Thursday, June 12, 2008
The Nevada Supreme Court rejected a proposed censure of a Las Vegas municipal judge as unduly harsh and directed that the judge write a letter of apology and attend (at his own expense) a class in judicial ethics. The misconduct involved a defendant who was unable to appear for a court proceeding and sent his girlfriend in his stead. The following colloquy took place:
THE CLERK: The City of Las Vegas Municipal Court is now in session. The Honorable George Assad presiding. Please be seated.
THE COURT: City versus Joshua Madera. Okay. Where is Joshua?
UNIDENTIFIED SPEAKER: He’s actually—today he started his first day at work. That’s why he’s not here today. He’s requesting if he can just have 30 days to make that payment in full.
THE COURT: Well, the problem is he threatened someone with bodily harm, essentially.
UNIDENTIFIED SPEAKER: When was this, your Honor?
THE COURT: It was Friday. He threatened her with bodily harm, one of the court clerks.
UNIDENTIFIED SPEAKER: I—
THE COURT: So unless you want to get him down here real quick, we’re going to have to lock you up until he gets here. I think he knew that, so that’s why he sent you here in his place.
UNIDENTIFIED SPEAKER: I—I talked to the clerk on Friday, but I—
THE COURT: Who did you talk to?
UNIDENTIFIED SPEAKER: Some lady. She said that I could come into court for him. Didn’t—she didn’t say anything about him threatening a clerk.
THE COURT: And you don’t know who you talked to?
UNIDENTIFIED SPEAKER: No. I don’t recall, your Honor. You know what? Maybe I wrote it on the paper. I’ve got Debbie, extension [ ].
THE COURT: Well Debbie’s here and she says he didn’t talk to her. So—
UNIDENTIFIED SPEAKER: Okay. Maybe he (indiscernible)—
THE COURT: I mean, there might be another Debbie.
UNIDENTIFIED SPEAKER: I have no idea.
THE COURT: Is there another Debbie down here?
THE CLERK: (Indiscernible).
THE COURT: All right.
UNIDENTIFIED SPEAKER: I have no idea.
THE COURT: All right. Well, you’re going to have to go with my marshal in the back and make a phone call.
UNIDENTIFIED SPEAKER: Well—
THE COURT: Tell him you’re going to jail if he doesn’t get his butt down here—
UNIDENTIFIED SPEAKER: Okay.
THE COURT: —real fast.
Chrzanowski [the girlfriend and unidentified speaker] followed the marshal, Raul Saavedra, to a back room, which included a desk and a phone, some seating, and two holding cells. Chrzanowski called Madera, who could not come at that time. Saavedra handcuffed Chrzanowski and placed her in the women’s holding cell. Testimony at the Commission hearing indicated that this back room was quite busy during hearings, as it was used for telephone calls by defendants and others, for plea negotiations, and for arranging alternative sentencing such as work programs and house arrest.
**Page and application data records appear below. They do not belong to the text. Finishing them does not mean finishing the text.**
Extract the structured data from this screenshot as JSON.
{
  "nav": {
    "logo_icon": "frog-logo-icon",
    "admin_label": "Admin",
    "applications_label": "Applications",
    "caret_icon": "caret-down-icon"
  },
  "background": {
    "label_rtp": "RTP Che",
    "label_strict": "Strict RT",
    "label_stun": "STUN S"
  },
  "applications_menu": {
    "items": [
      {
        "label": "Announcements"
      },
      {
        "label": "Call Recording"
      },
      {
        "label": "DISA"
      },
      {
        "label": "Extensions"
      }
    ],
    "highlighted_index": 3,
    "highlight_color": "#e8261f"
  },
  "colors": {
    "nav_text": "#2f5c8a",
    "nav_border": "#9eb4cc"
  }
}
The record further reflects that the courtroom itself was very busy, even while the court session was taking place.
The court found that the testimony of an expert on behalf of the judge was properly rejected:
Here, Professor Stempel’s affidavit, which was attached to Judge Assad’s prehearing motion and sets forth his proposed testimony, purported to evaluate the credibility of witnesses that had yet to testify (although they had given statements during the Commission’s investigation); determined based on the March 31, 2003, court session’s audiotape that Chrzanowski could not have been handcuffed in court because no “click” could be heard on the tape; weighed “evidence” that had not yet been admitted; and discussed issues that were irrelevant to those properly before the Commission, such as whether Judge Assad would have had jurisdiction to hold Chrzanowski in contempt, whether she was engaged in the unauthorized practice of law by appearing on Madera’s behalf, and the dismissal of Chrzanowski’s civil lawsuit. Credibility determinations and weighing the evidence are tasks reserved to the Commission, and expert testimony on these issues would not have assisted the Commission to understand the evidence or resolve a disputed fact. Also, as noted above, much of the affidavit concerned matters that were irrelevant to the issues before the Commission, and thus it was not admissible. Accordingly, we conclude that the Commission did not abuse its discretion in refusing to admit Professor Stempel’s proposed expert testimony.